“The expectation is that the majority of pupils will move through the programmes of study at broadly the same pace. However, decisions about when to progress should also be based on the security of pupils’ understanding and their readiness to progress to the next stage of their learning.  Pupils who grasp concepts rapidly should be challenged through being offered rich and sophisticated problems before any acceleration onto new content.  Those who are not sufficiently fluent with earlier material should consolidate their understanding including through additional practice before moving on.”  (National Curriculum 2014)

Differentiation has not disappeared!

Our approach to differentiation is that we do not broadly differentiate through content, it is through use of resources and scaffolding, as appropriate.

Our ‘Growth Mindset’ approach, empowers pupils to become resilient and learn from their mistakes and see them as part of the learning process.  This is true for all pupils regardless of their starting point or current attainment.

Science

The science curriculum is delivered through out Learning Challenge approach, it may be the main focus for the half-term’s work or may run alongside the main theme. Other aspects of the curriculum are linked to and are included in our science work – such as maths, design technology and writing.

Humanities – History and Geography

The humanities curriculum is delivered through out Learning Challenge approach, it may be the main focus for the half-term’s work or may run alongside the main theme. Other aspects of the curriculum are linked to and are included in our humanities work – such as maths, design technology art, music and writing.

Religious Education

Religious Education is taught as part of the Doncaster Agreed Syllabus, which has been adapted to our Learning Challenge curriculum. Religious Education is taught through questions about Christianity and other major religions.

Music Art & Design, Design Technology

These are incorporated into our Learning Challenges but there may be other times when specific skills are taught in these areas.

Computing

Our computing curriculum is delivered through our Switched on Computing creative units. These units are half-termly and include programming and computational thinking. There is a clear progression of skills from Year 1 to Year 6. Our curriculum embeds e-Safety to ensure safe and responsible use of technology

Click here to see an overview of the units.

PE

Our REAL PE programme focuses on the development of agility, balance and coordination, healthy competition and cooperative learning. The skills progression-based learning, the level of challenge for more-able children and the self-assessment tools in particular enable our pupils to take real ownership of their own development. Pupils thoroughly enjoy PE and Sport and have gain enormous self-confidence and invaluable teamwork, coordination and spatial awareness skills through the real PE approach.

Children in Year 4 have swimming tuition. This is a one-hour session for 6 months.

MFL

French is taught through Key Stage 2 we focus on speaking, listening and verbal communication skills, with some written French in upper key stage 2.

PSHCE

Although not statutory, the school continues to deliver an effective PSHCE curriculum. PSHCE education contributes to personal development by helping children to build their personal identities, confidence and self-esteem, make career choices and understand what influences their decisions including financial ones.

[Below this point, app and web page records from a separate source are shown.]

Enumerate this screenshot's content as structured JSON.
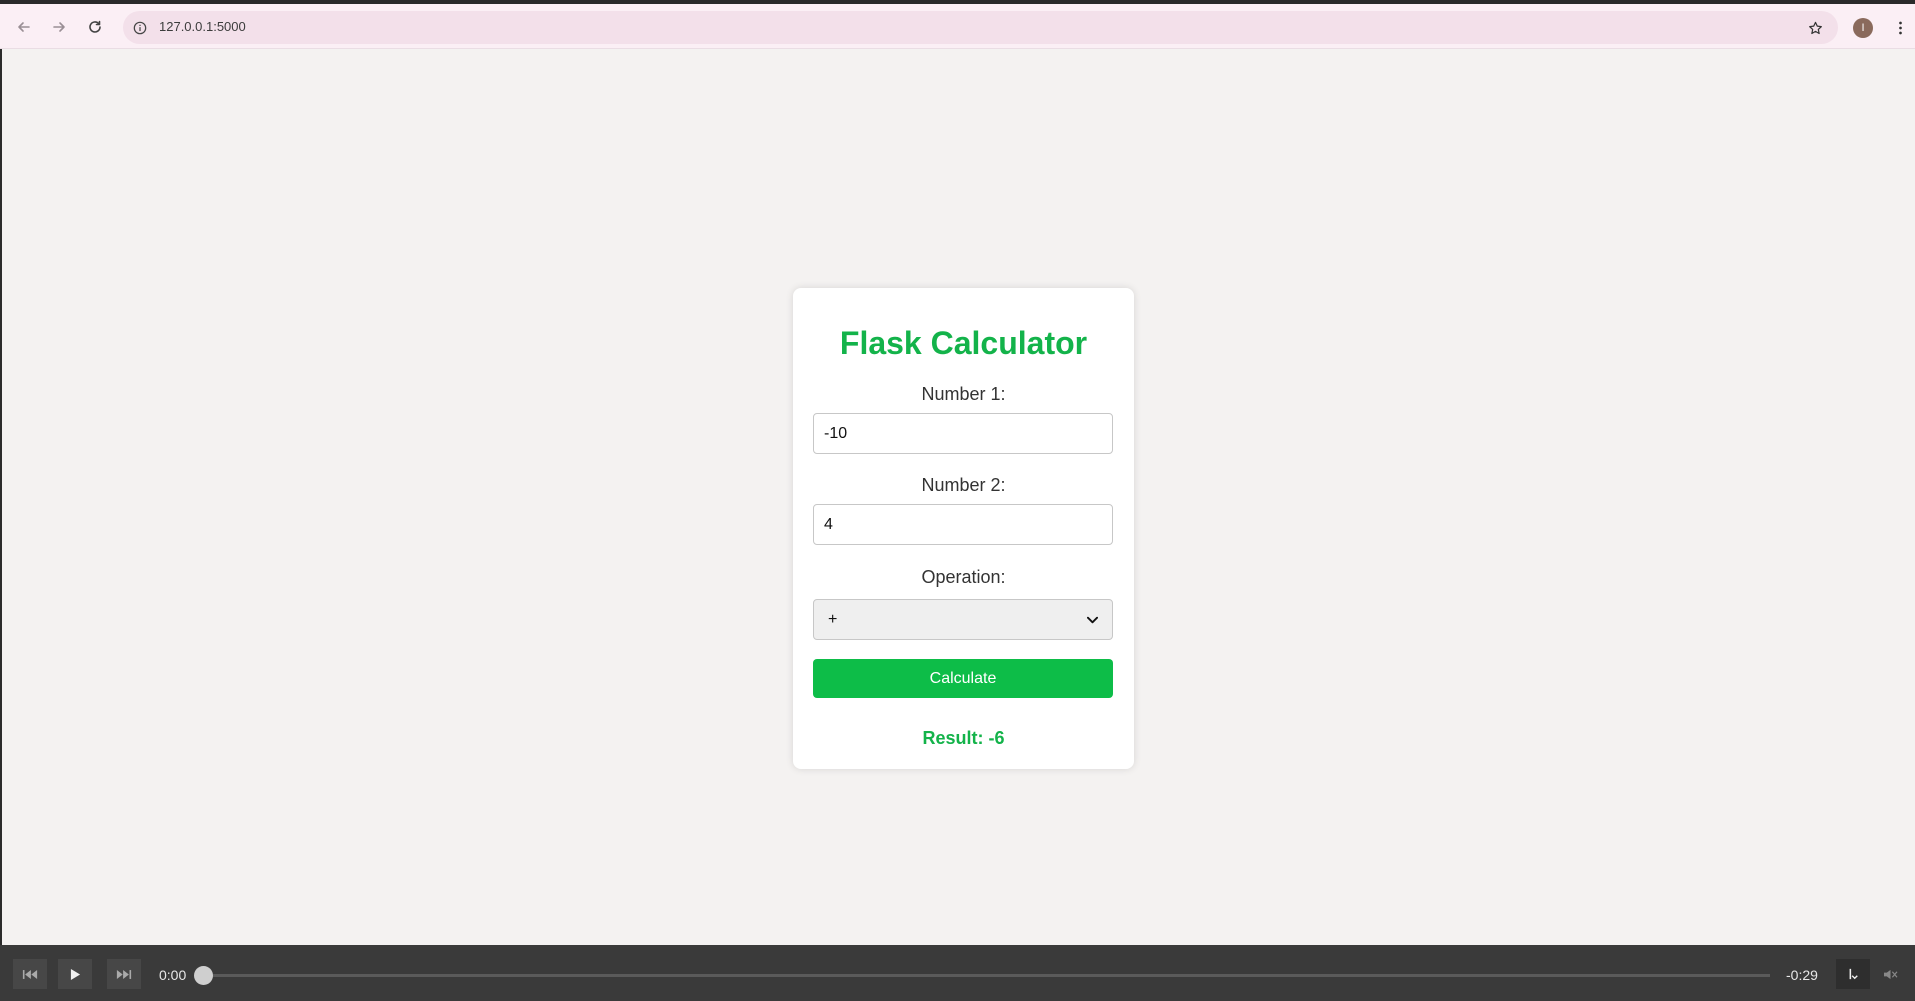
{
  "browser": {
    "url": "127.0.0.1:5000",
    "profile_initial": "I"
  },
  "calculator": {
    "title": "Flask Calculator",
    "number1_label": "Number 1:",
    "number1_value": "-10",
    "number2_label": "Number 2:",
    "number2_value": "4",
    "operation_label": "Operation:",
    "operation_selected": "+",
    "calculate_label": "Calculate",
    "result_text": "Result: -6",
    "accent_color": "#13b34a",
    "button_color": "#0dbd48"
  },
  "media": {
    "current_time": "0:00",
    "remaining_time": "-0:29",
    "progress": 0
  }
}
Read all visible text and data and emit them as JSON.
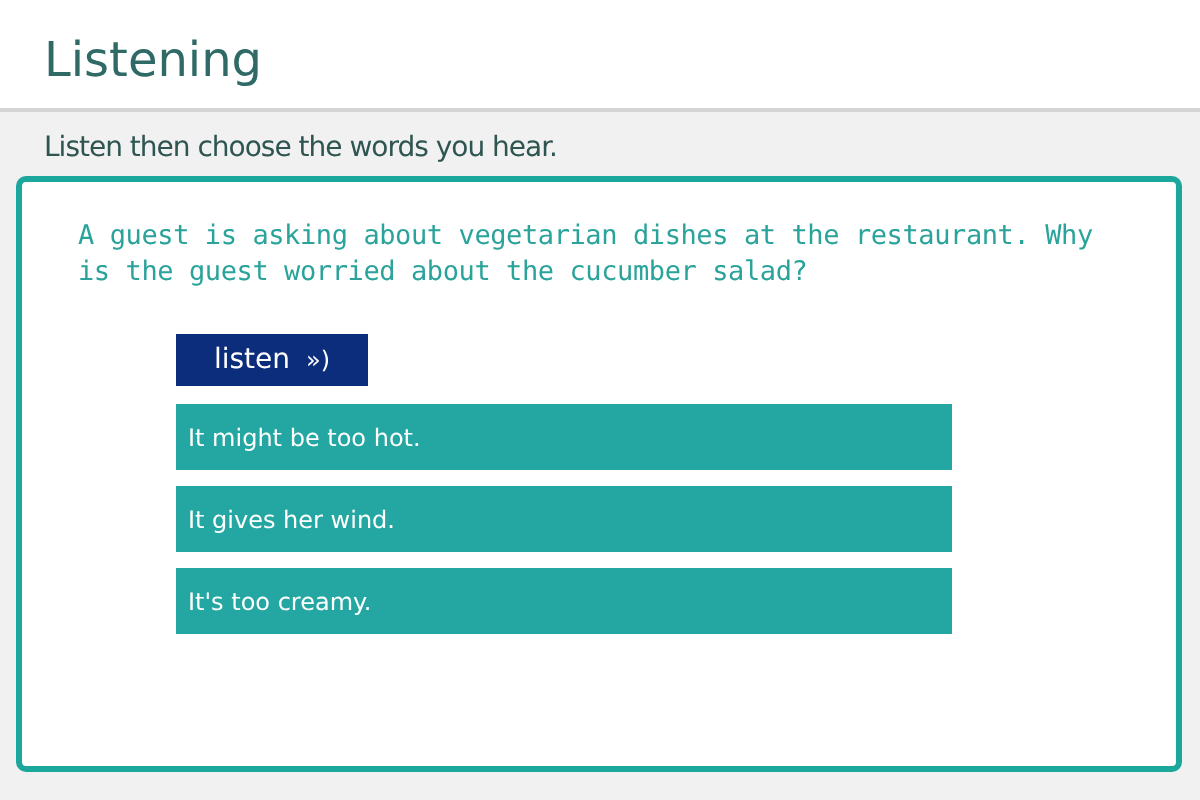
{
  "title": "Listening",
  "instruction": "Listen then choose the words you hear.",
  "question": "A guest is asking about vegetarian dishes at the restaurant. Why is the guest worried about the cucumber salad?",
  "listen_button": {
    "label": "listen",
    "icon": "»)"
  },
  "options": [
    "It might be too hot.",
    "It gives her wind.",
    "It's too creamy."
  ]
}
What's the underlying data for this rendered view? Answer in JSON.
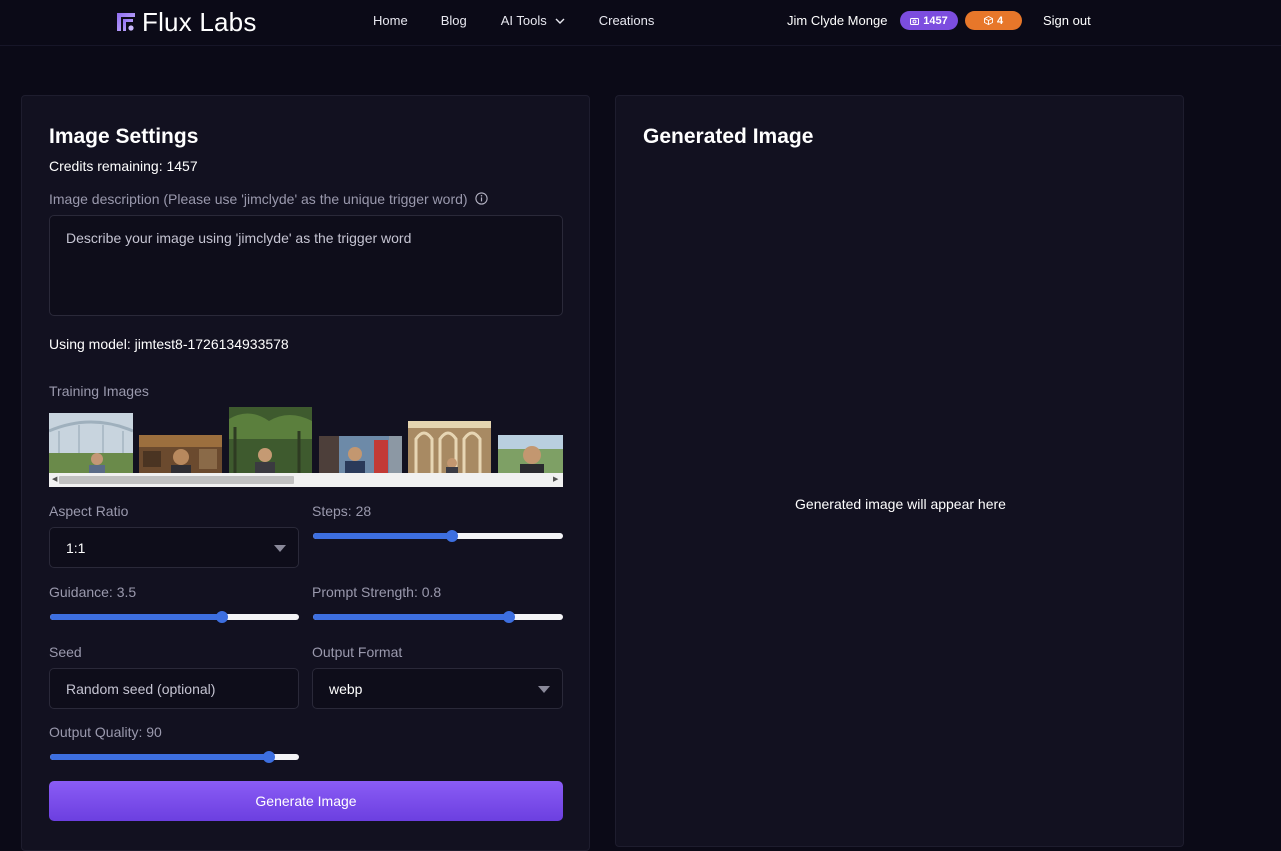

Developing self-understanding, empathy and the ability to work with others will help young people to enjoy healthy and productive relationships in all aspects of their lives.

The school has recently introduced Jigsaw PSHE – Jigsaw PSHE brings together Personal, Social, Health and Economic education, emotional literacy, social skills and spiritual development in a lesson-a-week programme.

Designed as a whole school approach, Jigsaw provides a comprehensive scheme of learning for Foundation Stage to Year 6. It provides well-structured, progressive lesson plans with all the teaching resources included.

Jigsaw holds children at its heart and its cohesive vision helps children understand and value who they are and how they fit and contribute to the world.

Click here to download the parents information brochure about Jigsaw.